Border print

This fabric is a fabric that caught my eye, ordered it and made it up within two weeks. I made the dress for a dinner I had with friends on the occasion of my birthday. I finished it the evening before the event, which was lovely, but then the flu got hold of me. Nasty flu, been years since it got hold of me but this time it was my turn apparently. Haven’t sewn a stitch in two weeks, but now the energy is coming back. Time to show you the dress. This border fabric was sold by panel, only 1.20 meter long. Which is not a lot to make a dress for someone with my height. It worked, though I had to cut the facings with a seam. The pattern is based on my Suzy Furrer sloper, combined with a neckline that was inspired by New Look 6184. Thanks Viv for suggesting this neckline!I don’t have this pattern but it was easy enough to rotate the shoulder, armhole and bust dart to these neckline darts. I left the waist darts in place, as that’s better with my figure. Pictures from the zipper and lining.…

Twist detail

Twists in garments have been around quite a while now. I believe it started with a famous Burda top in 2004 and I made my share of garments with a twist. Not very many, maybe 2 or 3. Now I did two in a row. This post is about a StyleArc pattern: the Sadie top.This time the twist is not in the bodice but in the sleeve. A detail I immediately loved and wanted to try. I don’t know when this pattern was released, but I only noticed it a couple of weeks ago. I ordered the pdf pattern and one thing I noticed was that the front was not a complete pattern but half, to be cut on the fold. It’s been one of my little irritations that StyleArc used complete patterns when you could just as well cut the pattern piece on the fold. It saves a lot of paper and it also means less tracing/taping of the pages. Hope they do it for all patterns now. Great improvement!‘The sleeve detail is really nice. You definitely need a thin fabric with good drape for this. My fabric is a viscose (rayon) and perfect for…

When you don’t do things as you advice

A while ago I wrote a post on hemming knits with a coverstitch, showing a way in which a row of basting thread helps you to stitch accurately.
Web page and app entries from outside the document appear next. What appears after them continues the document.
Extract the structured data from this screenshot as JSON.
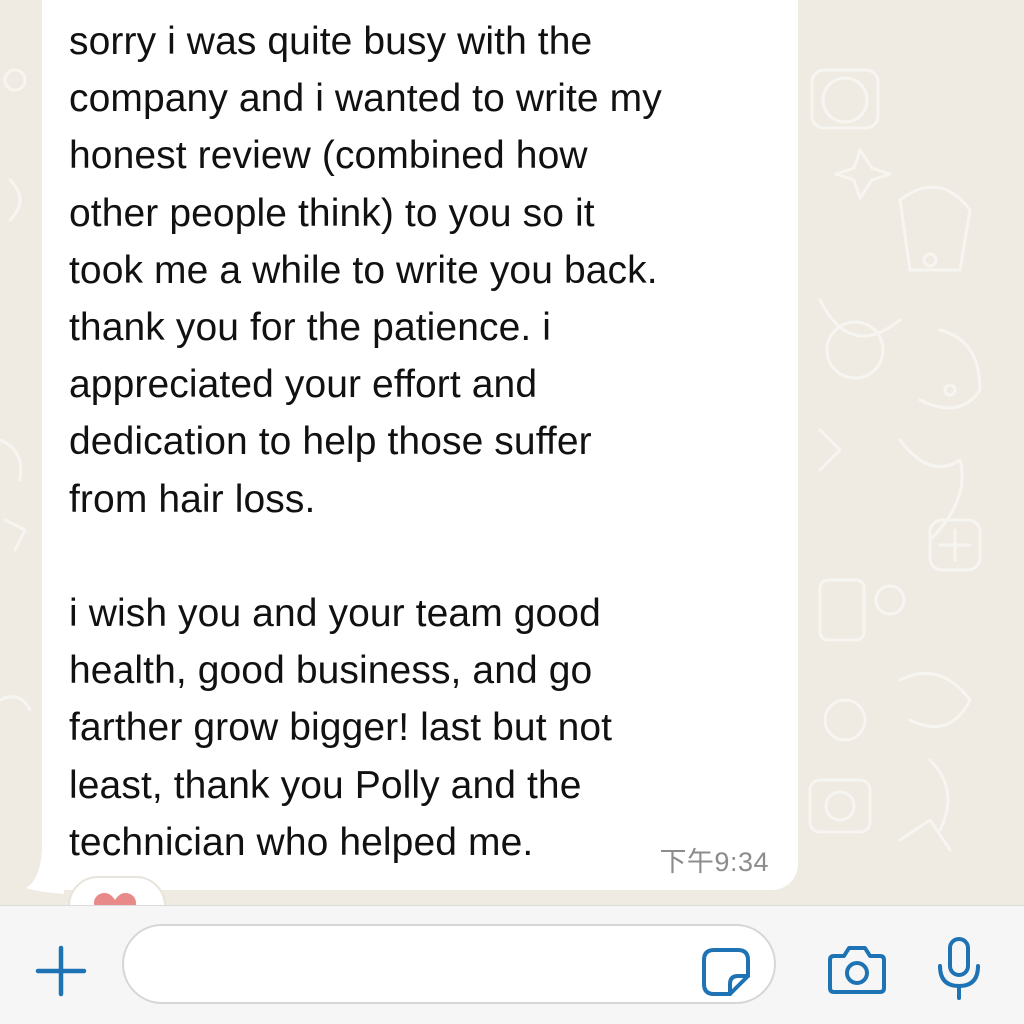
{
  "chat": {
    "message": {
      "text": "sorry i was quite busy with the\ncompany and i wanted to write my\nhonest review (combined how\nother people think) to you so it\ntook me a while to write you back.\nthank you for the patience. i\nappreciated your effort and\ndedication to help those suffer\nfrom hair loss.\n\ni wish you and your team good\nhealth, good business, and go\nfarther grow bigger! last but not\nleast, thank you Polly and the\ntechnician who helped me.",
      "time": "下午9:34",
      "reaction": "heart"
    }
  },
  "input_bar": {
    "message_value": "",
    "icons": {
      "attach": "plus-icon",
      "sticker": "sticker-icon",
      "camera": "camera-icon",
      "voice": "microphone-icon"
    }
  },
  "colors": {
    "background": "#efeae2",
    "bubble": "#ffffff",
    "accent": "#1e73b4",
    "timestamp": "#8c8c8c",
    "reaction_heart": "#e98a8a"
  }
}
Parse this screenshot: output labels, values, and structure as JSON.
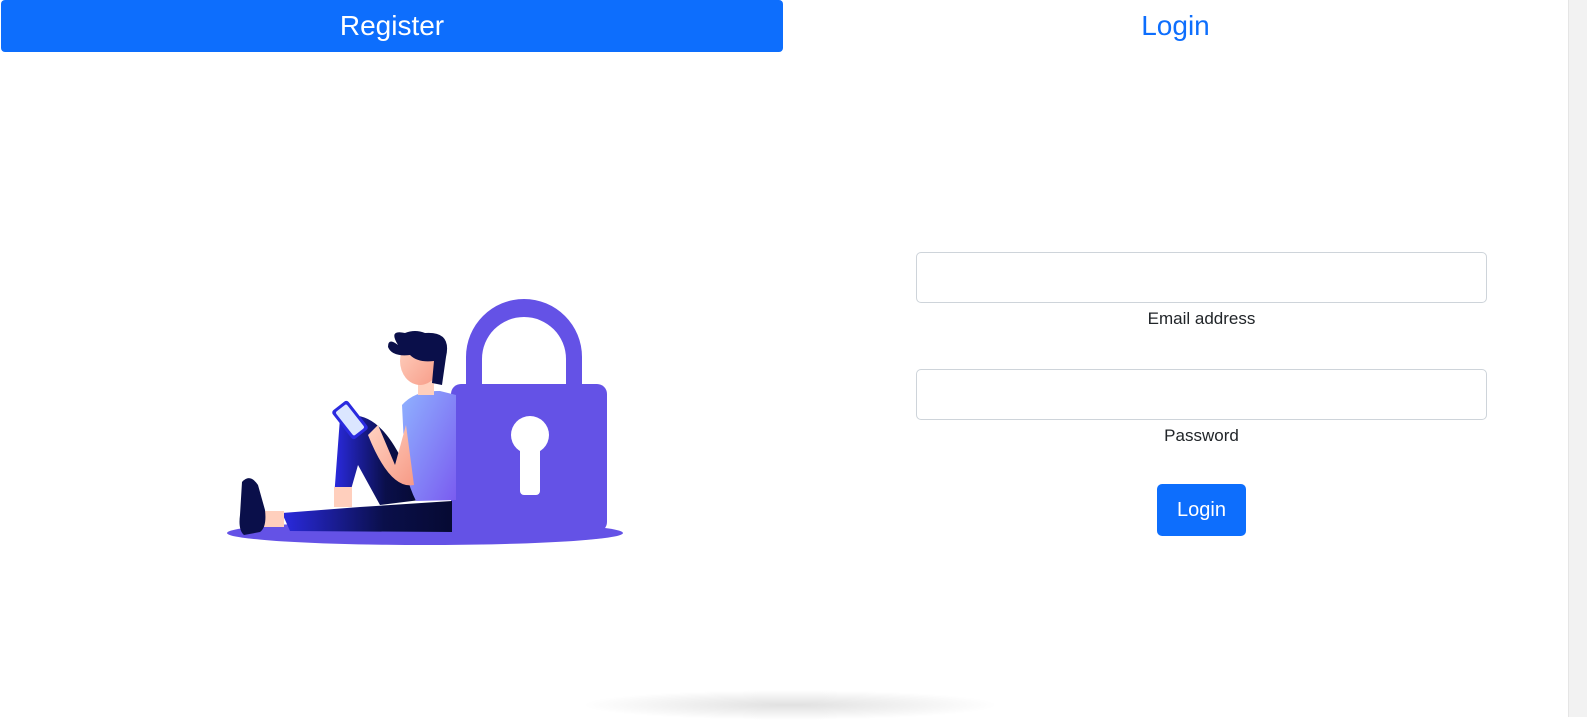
{
  "tabs": {
    "register": "Register",
    "login": "Login"
  },
  "form": {
    "email_label": "Email address",
    "email_value": "",
    "password_label": "Password",
    "password_value": "",
    "submit_label": "Login"
  },
  "colors": {
    "primary": "#0d6efd",
    "lock": "#6452e6"
  },
  "icons": {
    "illustration": "person-with-padlock-illustration"
  }
}
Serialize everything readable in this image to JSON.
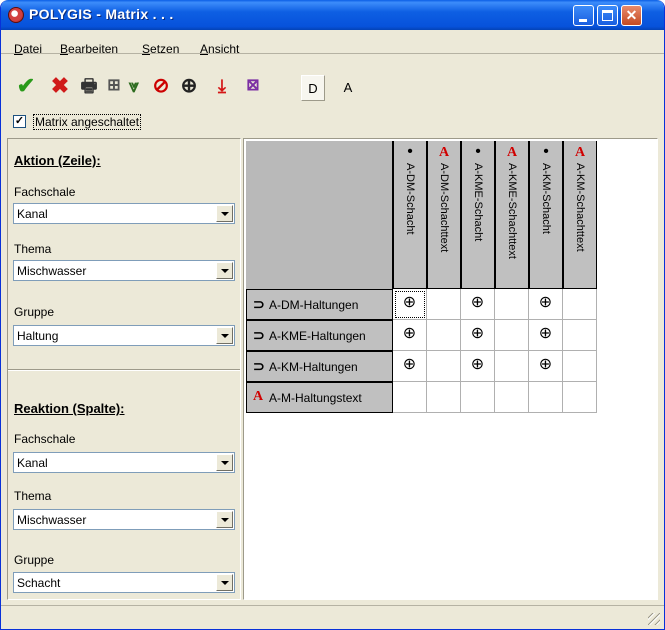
{
  "window": {
    "title": "POLYGIS - Matrix . . ."
  },
  "menu": [
    {
      "key": "D",
      "rest": "atei"
    },
    {
      "key": "B",
      "rest": "earbeiten"
    },
    {
      "key": "S",
      "rest": "etzen"
    },
    {
      "key": "A",
      "rest": "nsicht"
    }
  ],
  "toolbar": {
    "ok_glyph": "✔",
    "cancel_glyph": "✖",
    "print_glyph": "🖶",
    "tree_glyph": "⊞",
    "funnel_glyph": "⩔",
    "stop_glyph": "⊘",
    "target_glyph": "⊕",
    "down_glyph": "⤓",
    "grid_glyph": "⊠",
    "d_label": "D",
    "a_label": "A"
  },
  "matrix_toggle": {
    "label": "Matrix angeschaltet",
    "checked": "✓"
  },
  "left": {
    "action": {
      "title": "Aktion (Zeile):",
      "fachschale_label": "Fachschale",
      "fachschale_value": "Kanal",
      "thema_label": "Thema",
      "thema_value": "Mischwasser",
      "gruppe_label": "Gruppe",
      "gruppe_value": "Haltung"
    },
    "reaction": {
      "title": "Reaktion (Spalte):",
      "fachschale_label": "Fachschale",
      "fachschale_value": "Kanal",
      "thema_label": "Thema",
      "thema_value": "Mischwasser",
      "gruppe_label": "Gruppe",
      "gruppe_value": "Schacht"
    }
  },
  "matrix": {
    "columns": [
      {
        "label": "A-DM-Schacht",
        "icon": "•",
        "kind": "dot"
      },
      {
        "label": "A-DM-Schachttext",
        "icon": "A",
        "kind": "red-a"
      },
      {
        "label": "A-KME-Schacht",
        "icon": "•",
        "kind": "dot"
      },
      {
        "label": "A-KME-Schachttext",
        "icon": "A",
        "kind": "red-a"
      },
      {
        "label": "A-KM-Schacht",
        "icon": "•",
        "kind": "dot"
      },
      {
        "label": "A-KM-Schachttext",
        "icon": "A",
        "kind": "red-a"
      }
    ],
    "rows": [
      {
        "label": "A-DM-Haltungen",
        "icon": "⊃",
        "kind": "line",
        "cells": [
          "⊕",
          "",
          "⊕",
          "",
          "⊕",
          ""
        ]
      },
      {
        "label": "A-KME-Haltungen",
        "icon": "⊃",
        "kind": "line",
        "cells": [
          "⊕",
          "",
          "⊕",
          "",
          "⊕",
          ""
        ]
      },
      {
        "label": "A-KM-Haltungen",
        "icon": "⊃",
        "kind": "line",
        "cells": [
          "⊕",
          "",
          "⊕",
          "",
          "⊕",
          ""
        ]
      },
      {
        "label": "A-M-Haltungstext",
        "icon": "A",
        "kind": "red-a",
        "cells": [
          "",
          "",
          "",
          "",
          "",
          ""
        ]
      }
    ]
  }
}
Definitely a method I recommend and I do it that way most of the time.  Last week though I was a bit in a hurry to finish a dress and thought I could wing it. The reason I thought this was that the fabric was very stable, with no tendency to wrinkle or distort. Well, it didn’t happen as I hoped. Most of it went right, but there was about 20 centimeters of a loose hem.For the rest it was a nice hem and I didn’t feel like undoing the stitching (do you know that feeling that when you don’t want to unpick a coverstitch hem comes out very easily, when you want to unpick it takes forever?). A piece of hemming tape was the solution. I cut away a bit of one side to make the stitching on the tape closer to my hem. Ironed it and my hem was done, with great stitching on the front. Nobody will be the wiser seeing this dress.
The resulting dress, Vogue 8946,…